None of the Dodgers' five individual investors — controlling owner
Guggenheim Baseball Management bought the Dodgers for $2.15 billion in 2012. It is possible the funds from the sale of a minority stake could help repay the $1.2-billion portion taken from Guggenheim Partners insurance funds controlled by Walter, or could provide additional capital for club operations.
The Dodgers' player payroll next season is an estimated $263 million, according to Yahoo Sports — more than $50 million higher than the team with the second-highest payroll, the New York Yankees.
The Korea Joongang Daily, one of two South Korean newspapers that first reported the talks, said the investment group hoped to buy 20% of the Dodgers for about $370 million, which would value the Dodgers at $1.85 billion. Boehly told the Los Angeles Times in December 2012 that Guggenheim Baseball valued the Dodgers at $3 billion.
Boehly also told The Times then that Guggenheim Baseball had discussed ownership investments by what he called a "strategic partner" from Mexico and/or South Korea. Those talks did not result in any deals.
The Dodgers are "probably the most popular MLB club among Koreans," the Joongang Daily said, largely because of the two star South Korean pitchers to play for them, Chan Ho Park and Hyun-jin Ryu.
Any party joining the Dodgers' ownership group would have to be approved by Major League Baseball. The league does not prohibit foreign investors. A league spokesman declined to comment Thursday, referring questions to the Dodgers.
Walter did not respond to a message. Dodgers President Stan Kasten declined to confirm whether the team was in talks about the sale of a minority stake and declined to discuss why such a move would be considered.
"People talk to us all the time about all sorts of things," Kasten said. "We never publicly discuss any of it."
A high-ranking major league official said he was unaware of the talks but said he would be surprised if a group would consider making such a large investment without any path toward control of the team.

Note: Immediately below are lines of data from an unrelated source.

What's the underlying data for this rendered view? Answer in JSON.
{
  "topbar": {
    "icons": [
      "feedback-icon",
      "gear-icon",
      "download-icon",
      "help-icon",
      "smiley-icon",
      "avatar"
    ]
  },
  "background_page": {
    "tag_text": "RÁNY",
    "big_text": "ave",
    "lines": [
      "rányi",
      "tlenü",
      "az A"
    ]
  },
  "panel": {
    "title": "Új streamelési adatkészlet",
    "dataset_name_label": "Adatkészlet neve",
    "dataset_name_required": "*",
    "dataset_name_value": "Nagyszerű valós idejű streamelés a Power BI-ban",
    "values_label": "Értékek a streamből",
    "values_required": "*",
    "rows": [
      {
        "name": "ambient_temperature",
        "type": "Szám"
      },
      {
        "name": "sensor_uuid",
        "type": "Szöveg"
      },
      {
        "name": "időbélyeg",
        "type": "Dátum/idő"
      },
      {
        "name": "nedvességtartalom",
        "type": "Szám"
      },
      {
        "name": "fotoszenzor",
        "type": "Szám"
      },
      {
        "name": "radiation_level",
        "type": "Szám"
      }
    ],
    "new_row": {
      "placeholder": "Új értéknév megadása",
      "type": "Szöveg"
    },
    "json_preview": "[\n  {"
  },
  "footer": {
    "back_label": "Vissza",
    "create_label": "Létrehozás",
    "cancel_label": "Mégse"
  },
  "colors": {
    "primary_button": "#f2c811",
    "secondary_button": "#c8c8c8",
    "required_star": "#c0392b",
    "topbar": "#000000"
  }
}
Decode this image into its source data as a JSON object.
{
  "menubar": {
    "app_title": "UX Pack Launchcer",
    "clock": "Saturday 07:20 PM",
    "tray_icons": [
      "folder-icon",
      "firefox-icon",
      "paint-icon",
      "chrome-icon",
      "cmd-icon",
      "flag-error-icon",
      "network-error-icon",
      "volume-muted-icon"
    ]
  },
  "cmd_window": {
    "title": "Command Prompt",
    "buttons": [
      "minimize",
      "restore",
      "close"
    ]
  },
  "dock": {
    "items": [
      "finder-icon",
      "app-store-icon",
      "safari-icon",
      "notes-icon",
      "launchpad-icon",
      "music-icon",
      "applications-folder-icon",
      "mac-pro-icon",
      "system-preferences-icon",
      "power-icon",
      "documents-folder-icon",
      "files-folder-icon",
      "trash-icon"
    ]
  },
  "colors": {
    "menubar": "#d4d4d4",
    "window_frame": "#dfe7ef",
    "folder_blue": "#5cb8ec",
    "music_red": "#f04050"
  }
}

"I think that would be unlikely at those numbers," the official said. "It's such a big bet. You're basing everything on the management capabilities of people you don't know at all."